(ENTRIES SHOWN begins)

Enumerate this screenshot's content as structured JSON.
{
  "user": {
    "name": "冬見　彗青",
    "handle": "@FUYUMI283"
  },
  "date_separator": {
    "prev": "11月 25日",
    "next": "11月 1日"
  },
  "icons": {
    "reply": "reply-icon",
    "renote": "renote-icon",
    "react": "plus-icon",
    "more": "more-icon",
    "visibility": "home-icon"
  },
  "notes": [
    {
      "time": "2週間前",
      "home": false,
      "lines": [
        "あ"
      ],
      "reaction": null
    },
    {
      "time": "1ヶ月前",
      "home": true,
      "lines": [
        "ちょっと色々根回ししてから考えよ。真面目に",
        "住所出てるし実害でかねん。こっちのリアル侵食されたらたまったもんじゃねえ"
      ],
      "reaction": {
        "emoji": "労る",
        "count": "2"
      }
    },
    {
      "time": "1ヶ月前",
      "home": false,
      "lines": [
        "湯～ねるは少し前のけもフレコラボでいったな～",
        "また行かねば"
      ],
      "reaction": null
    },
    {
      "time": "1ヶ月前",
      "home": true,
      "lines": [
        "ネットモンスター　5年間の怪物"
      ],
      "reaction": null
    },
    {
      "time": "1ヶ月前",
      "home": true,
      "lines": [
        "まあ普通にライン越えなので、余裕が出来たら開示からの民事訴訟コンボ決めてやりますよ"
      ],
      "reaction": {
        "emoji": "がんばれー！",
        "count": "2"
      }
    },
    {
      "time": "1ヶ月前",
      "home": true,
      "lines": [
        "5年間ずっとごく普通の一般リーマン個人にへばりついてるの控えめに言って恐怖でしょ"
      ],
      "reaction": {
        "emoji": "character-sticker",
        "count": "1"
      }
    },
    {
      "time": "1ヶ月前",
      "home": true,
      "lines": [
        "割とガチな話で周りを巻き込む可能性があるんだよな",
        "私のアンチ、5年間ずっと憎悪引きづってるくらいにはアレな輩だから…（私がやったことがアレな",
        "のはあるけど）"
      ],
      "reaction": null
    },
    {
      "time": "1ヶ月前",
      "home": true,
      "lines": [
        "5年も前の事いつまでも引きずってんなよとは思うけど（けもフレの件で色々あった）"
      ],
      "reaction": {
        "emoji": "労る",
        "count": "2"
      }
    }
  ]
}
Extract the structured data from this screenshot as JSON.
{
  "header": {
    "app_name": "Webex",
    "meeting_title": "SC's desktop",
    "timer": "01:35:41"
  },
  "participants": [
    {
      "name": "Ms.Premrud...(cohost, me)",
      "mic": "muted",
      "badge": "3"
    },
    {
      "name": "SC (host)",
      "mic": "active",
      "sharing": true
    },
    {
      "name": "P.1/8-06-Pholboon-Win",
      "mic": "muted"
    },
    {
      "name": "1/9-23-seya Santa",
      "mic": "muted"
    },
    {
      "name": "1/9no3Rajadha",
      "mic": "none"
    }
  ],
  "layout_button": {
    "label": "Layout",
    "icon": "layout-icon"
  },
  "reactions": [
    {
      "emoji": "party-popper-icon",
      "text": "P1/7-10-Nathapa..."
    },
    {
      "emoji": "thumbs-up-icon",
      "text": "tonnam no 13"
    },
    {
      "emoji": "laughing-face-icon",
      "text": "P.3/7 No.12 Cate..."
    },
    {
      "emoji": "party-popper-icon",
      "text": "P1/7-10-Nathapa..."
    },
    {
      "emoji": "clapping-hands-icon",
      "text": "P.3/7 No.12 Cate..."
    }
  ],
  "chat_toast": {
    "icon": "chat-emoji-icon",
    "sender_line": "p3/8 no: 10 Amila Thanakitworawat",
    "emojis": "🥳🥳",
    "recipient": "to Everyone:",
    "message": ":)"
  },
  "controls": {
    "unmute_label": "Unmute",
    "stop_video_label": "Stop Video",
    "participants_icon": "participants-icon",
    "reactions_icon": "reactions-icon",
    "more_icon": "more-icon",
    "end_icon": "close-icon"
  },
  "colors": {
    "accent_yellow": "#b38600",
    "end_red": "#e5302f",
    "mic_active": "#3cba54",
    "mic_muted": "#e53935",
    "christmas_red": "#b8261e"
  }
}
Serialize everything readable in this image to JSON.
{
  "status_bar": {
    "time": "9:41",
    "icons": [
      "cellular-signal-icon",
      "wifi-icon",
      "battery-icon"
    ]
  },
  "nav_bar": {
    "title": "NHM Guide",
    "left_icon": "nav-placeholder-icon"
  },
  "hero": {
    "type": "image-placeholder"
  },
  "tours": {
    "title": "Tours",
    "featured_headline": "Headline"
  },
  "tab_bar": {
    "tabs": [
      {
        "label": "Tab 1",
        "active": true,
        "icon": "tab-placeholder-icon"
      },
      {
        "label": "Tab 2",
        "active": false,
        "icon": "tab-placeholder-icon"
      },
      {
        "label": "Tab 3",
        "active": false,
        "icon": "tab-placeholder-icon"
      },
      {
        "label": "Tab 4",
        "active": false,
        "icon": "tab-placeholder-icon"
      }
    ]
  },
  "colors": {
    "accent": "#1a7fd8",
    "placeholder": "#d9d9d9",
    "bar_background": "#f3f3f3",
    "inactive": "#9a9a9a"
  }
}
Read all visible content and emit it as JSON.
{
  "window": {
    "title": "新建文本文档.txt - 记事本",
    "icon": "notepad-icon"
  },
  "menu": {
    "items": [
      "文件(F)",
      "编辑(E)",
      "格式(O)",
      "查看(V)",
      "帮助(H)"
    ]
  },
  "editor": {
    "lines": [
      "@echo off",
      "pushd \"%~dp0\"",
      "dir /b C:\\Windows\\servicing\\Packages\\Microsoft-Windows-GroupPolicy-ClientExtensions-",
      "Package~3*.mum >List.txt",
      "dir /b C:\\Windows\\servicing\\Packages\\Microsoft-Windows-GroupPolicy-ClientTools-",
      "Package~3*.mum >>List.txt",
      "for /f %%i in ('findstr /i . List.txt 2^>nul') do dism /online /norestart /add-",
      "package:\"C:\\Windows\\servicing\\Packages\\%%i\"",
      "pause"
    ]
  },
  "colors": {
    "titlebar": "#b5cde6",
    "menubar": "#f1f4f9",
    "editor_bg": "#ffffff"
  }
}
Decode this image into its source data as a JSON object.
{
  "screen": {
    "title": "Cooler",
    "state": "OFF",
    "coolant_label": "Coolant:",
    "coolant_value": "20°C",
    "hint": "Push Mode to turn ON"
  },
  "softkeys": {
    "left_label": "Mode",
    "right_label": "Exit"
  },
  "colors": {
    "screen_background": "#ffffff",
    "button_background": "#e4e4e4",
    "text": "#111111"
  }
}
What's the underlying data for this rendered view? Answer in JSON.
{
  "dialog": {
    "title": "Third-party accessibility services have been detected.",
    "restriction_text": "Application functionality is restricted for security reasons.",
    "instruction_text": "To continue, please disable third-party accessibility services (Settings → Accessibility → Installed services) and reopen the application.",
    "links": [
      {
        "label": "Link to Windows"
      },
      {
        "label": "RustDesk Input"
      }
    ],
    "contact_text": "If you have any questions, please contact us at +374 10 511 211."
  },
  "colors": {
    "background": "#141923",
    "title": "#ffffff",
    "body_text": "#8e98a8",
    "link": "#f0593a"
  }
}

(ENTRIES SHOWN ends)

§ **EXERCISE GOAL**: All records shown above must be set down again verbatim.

§ **OUTPUT**:
Enumerate this screenshot's content as structured JSON.
{
  "user": {
    "name": "冬見　彗青",
    "handle": "@FUYUMI283"
  },
  "date_separator": {
    "prev": "11月 25日",
    "next": "11月 1日"
  },
  "icons": {
    "reply": "reply-icon",
    "renote": "renote-icon",
    "react": "plus-icon",
    "more": "more-icon",
    "visibility": "home-icon"
  },
  "notes": [
    {
      "time": "2週間前",
      "home": false,
      "lines": [
        "あ"
      ],
      "reaction": null
    },
    {
      "time": "1ヶ月前",
      "home": true,
      "lines": [
        "ちょっと色々根回ししてから考えよ。真面目に",
        "住所出てるし実害でかねん。こっちのリアル侵食されたらたまったもんじゃねえ"
      ],
      "reaction": {
        "emoji": "労る",
        "count": "2"
      }
    },
    {
      "time": "1ヶ月前",
      "home": false,
      "lines": [
        "湯～ねるは少し前のけもフレコラボでいったな～",
        "また行かねば"
      ],
      "reaction": null
    },
    {
      "time": "1ヶ月前",
      "home": true,
      "lines": [
        "ネットモンスター　5年間の怪物"
      ],
      "reaction": null
    },
    {
      "time": "1ヶ月前",
      "home": true,
      "lines": [
        "まあ普通にライン越えなので、余裕が出来たら開示からの民事訴訟コンボ決めてやりますよ"
      ],
      "reaction": {
        "emoji": "がんばれー！",
        "count": "2"
      }
    },
    {
      "time": "1ヶ月前",
      "home": true,
      "lines": [
        "5年間ずっとごく普通の一般リーマン個人にへばりついてるの控えめに言って恐怖でしょ"
      ],
      "reaction": {
        "emoji": "character-sticker",
        "count": "1"
      }
    },
    {
      "time": "1ヶ月前",
      "home": true,
      "lines": [
        "割とガチな話で周りを巻き込む可能性があるんだよな",
        "私のアンチ、5年間ずっと憎悪引きづってるくらいにはアレな輩だから…（私がやったことがアレな",
        "のはあるけど）"
      ],
      "reaction": null
    },
    {
      "time": "1ヶ月前",
      "home": true,
      "lines": [
        "5年も前の事いつまでも引きずってんなよとは思うけど（けもフレの件で色々あった）"
      ],
      "reaction": {
        "emoji": "労る",
        "count": "2"
      }
    }
  ]
}
Extract the structured data from this screenshot as JSON.
{
  "header": {
    "app_name": "Webex",
    "meeting_title": "SC's desktop",
    "timer": "01:35:41"
  },
  "participants": [
    {
      "name": "Ms.Premrud...(cohost, me)",
      "mic": "muted",
      "badge": "3"
    },
    {
      "name": "SC (host)",
      "mic": "active",
      "sharing": true
    },
    {
      "name": "P.1/8-06-Pholboon-Win",
      "mic": "muted"
    },
    {
      "name": "1/9-23-seya Santa",
      "mic": "muted"
    },
    {
      "name": "1/9no3Rajadha",
      "mic": "none"
    }
  ],
  "layout_button": {
    "label": "Layout",
    "icon": "layout-icon"
  },
  "reactions": [
    {
      "emoji": "party-popper-icon",
      "text": "P1/7-10-Nathapa..."
    },
    {
      "emoji": "thumbs-up-icon",
      "text": "tonnam no 13"
    },
    {
      "emoji": "laughing-face-icon",
      "text": "P.3/7 No.12 Cate..."
    },
    {
      "emoji": "party-popper-icon",
      "text": "P1/7-10-Nathapa..."
    },
    {
      "emoji": "clapping-hands-icon",
      "text": "P.3/7 No.12 Cate..."
    }
  ],
  "chat_toast": {
    "icon": "chat-emoji-icon",
    "sender_line": "p3/8 no: 10 Amila Thanakitworawat",
    "emojis": "🥳🥳",
    "recipient": "to Everyone:",
    "message": ":)"
  },
  "controls": {
    "unmute_label": "Unmute",
    "stop_video_label": "Stop Video",
    "participants_icon": "participants-icon",
    "reactions_icon": "reactions-icon",
    "more_icon": "more-icon",
    "end_icon": "close-icon"
  },
  "colors": {
    "accent_yellow": "#b38600",
    "end_red": "#e5302f",
    "mic_active": "#3cba54",
    "mic_muted": "#e53935",
    "christmas_red": "#b8261e"
  }
}
Serialize everything readable in this image to JSON.
{
  "status_bar": {
    "time": "9:41",
    "icons": [
      "cellular-signal-icon",
      "wifi-icon",
      "battery-icon"
    ]
  },
  "nav_bar": {
    "title": "NHM Guide",
    "left_icon": "nav-placeholder-icon"
  },
  "hero": {
    "type": "image-placeholder"
  },
  "tours": {
    "title": "Tours",
    "featured_headline": "Headline"
  },
  "tab_bar": {
    "tabs": [
      {
        "label": "Tab 1",
        "active": true,
        "icon": "tab-placeholder-icon"
      },
      {
        "label": "Tab 2",
        "active": false,
        "icon": "tab-placeholder-icon"
      },
      {
        "label": "Tab 3",
        "active": false,
        "icon": "tab-placeholder-icon"
      },
      {
        "label": "Tab 4",
        "active": false,
        "icon": "tab-placeholder-icon"
      }
    ]
  },
  "colors": {
    "accent": "#1a7fd8",
    "placeholder": "#d9d9d9",
    "bar_background": "#f3f3f3",
    "inactive": "#9a9a9a"
  }
}
Read all visible content and emit it as JSON.
{
  "window": {
    "title": "新建文本文档.txt - 记事本",
    "icon": "notepad-icon"
  },
  "menu": {
    "items": [
      "文件(F)",
      "编辑(E)",
      "格式(O)",
      "查看(V)",
      "帮助(H)"
    ]
  },
  "editor": {
    "lines": [
      "@echo off",
      "pushd \"%~dp0\"",
      "dir /b C:\\Windows\\servicing\\Packages\\Microsoft-Windows-GroupPolicy-ClientExtensions-",
      "Package~3*.mum >List.txt",
      "dir /b C:\\Windows\\servicing\\Packages\\Microsoft-Windows-GroupPolicy-ClientTools-",
      "Package~3*.mum >>List.txt",
      "for /f %%i in ('findstr /i . List.txt 2^>nul') do dism /online /norestart /add-",
      "package:\"C:\\Windows\\servicing\\Packages\\%%i\"",
      "pause"
    ]
  },
  "colors": {
    "titlebar": "#b5cde6",
    "menubar": "#f1f4f9",
    "editor_bg": "#ffffff"
  }
}
Decode this image into its source data as a JSON object.
{
  "screen": {
    "title": "Cooler",
    "state": "OFF",
    "coolant_label": "Coolant:",
    "coolant_value": "20°C",
    "hint": "Push Mode to turn ON"
  },
  "softkeys": {
    "left_label": "Mode",
    "right_label": "Exit"
  },
  "colors": {
    "screen_background": "#ffffff",
    "button_background": "#e4e4e4",
    "text": "#111111"
  }
}
What's the underlying data for this rendered view? Answer in JSON.
{
  "dialog": {
    "title": "Third-party accessibility services have been detected.",
    "restriction_text": "Application functionality is restricted for security reasons.",
    "instruction_text": "To continue, please disable third-party accessibility services (Settings → Accessibility → Installed services) and reopen the application.",
    "links": [
      {
        "label": "Link to Windows"
      },
      {
        "label": "RustDesk Input"
      }
    ],
    "contact_text": "If you have any questions, please contact us at +374 10 511 211."
  },
  "colors": {
    "background": "#141923",
    "title": "#ffffff",
    "body_text": "#8e98a8",
    "link": "#f0593a"
  }
}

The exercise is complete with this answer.